AIR’s Regional Educational Laboratory Midwest leads the Making Equitable Schools Audit (MESA) partnership in Ohio. By partnering with school districts in Ohio, REL Midwest seeks to develop, test, and refine the MESA approach. The data-informed approach for high schools will focus on improving student sense of belonging y reducing the use of exclusionary discipline policies and practices that inequitably affect students of color and students receiving special education services. By using the MESA approach, school and community leaders will identify and implement changes to existing policies, programs, and practices to ensure that all members of the school community experience a safe and supportive school environment. Learn more about REL Midwest at AIR.

Convening Research Practice Partnerships to Study and Inform Pandemic Recovery Efforts

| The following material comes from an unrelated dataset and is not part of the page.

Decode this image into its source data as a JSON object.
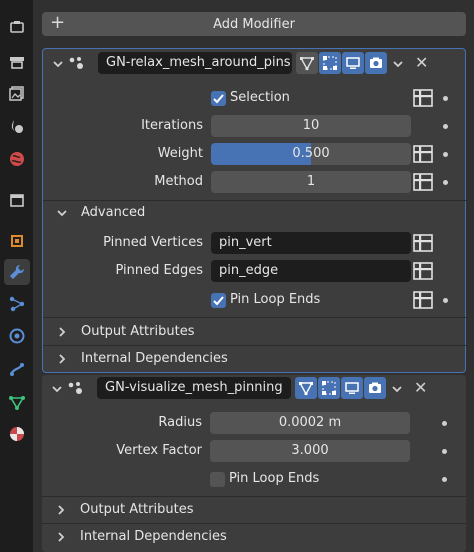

AIR is serving as lead organization for the Research on Education Strategies to Advance Recovery and Turnaround (RESTART) Network—a network focused on accelerating student recovery efforts post-pandemic. The RESTART Network brings together five RPPs from across the United States to share research findings, conduct needs-sensing activities, and foster engagement to bridge research, practice, and policy.

AIR serves as the network lead for the RESTART Network. As the network lead, AIR facilitates the collaborative activities of the research teams by organizing convenings, overseeing solutions working groups, and more. AIR also is conducting research activities to complement the studies and is working to ensure the teams’ findings reach policymakers, school leaders, and educators. To learn more about the RESTART Network and to access resources, please visit the website.

Improving Educational Equity and Opportunity Through a Research Practice Partnership Network

The COVID-19 and Equity in Education (CEE) initiative at AIR is creating an in-depth view of how states, districts, and their communities–especially those with higher percentages of Black and Latino students and/or students experiencing poverty–responded to the pandemic. The CEE initiative is made up of a longitudinal database, ethnographic stories, a community of researchers, and a research-practice partnership (RPP) network.

The CEE RPP Network is made up of seven community-focused teams from four states–California, Florida, New York, and Washington–seeking to learn together and implement community-engaged research that deepens stakeholders’ understanding of needs and challenges. AIR supports the CEE RPP Network teams by providing customized resources and coaching support for up to two years as they develop their RPPs, as well as regular opportunities to share and learn from other communities across the country. To learn more about the CEE RPP teams and their work, please visit the website.

Improving Access to Computer Science Education

AIR’s Center for Evolving Computer Science Education (CS@AIR) builds, uses, and leverages evidence to ensure that every student has access to inclusive and high-quality computer science (CS) education. CS@AIR’s portfolio of projects includes researcher-practitioner partnerships (RPP), evaluations, micro-credential and educator professional learning programs, and alliances, consortia, and communities of practice.

CS@AIR leverages RPPs with districts and states to advance local efforts in CS education. These partnerships may center on a particular grade band or span across PreK-12 and focus on teacher professional development, classroom implementation, or systems change and policy explorations. Depending on the needs of the CS-related RPP, AIR may lead or serve as an RPP research partner or evaluator. Visit the CS@AIR website to learn more about the center’s current RPPs.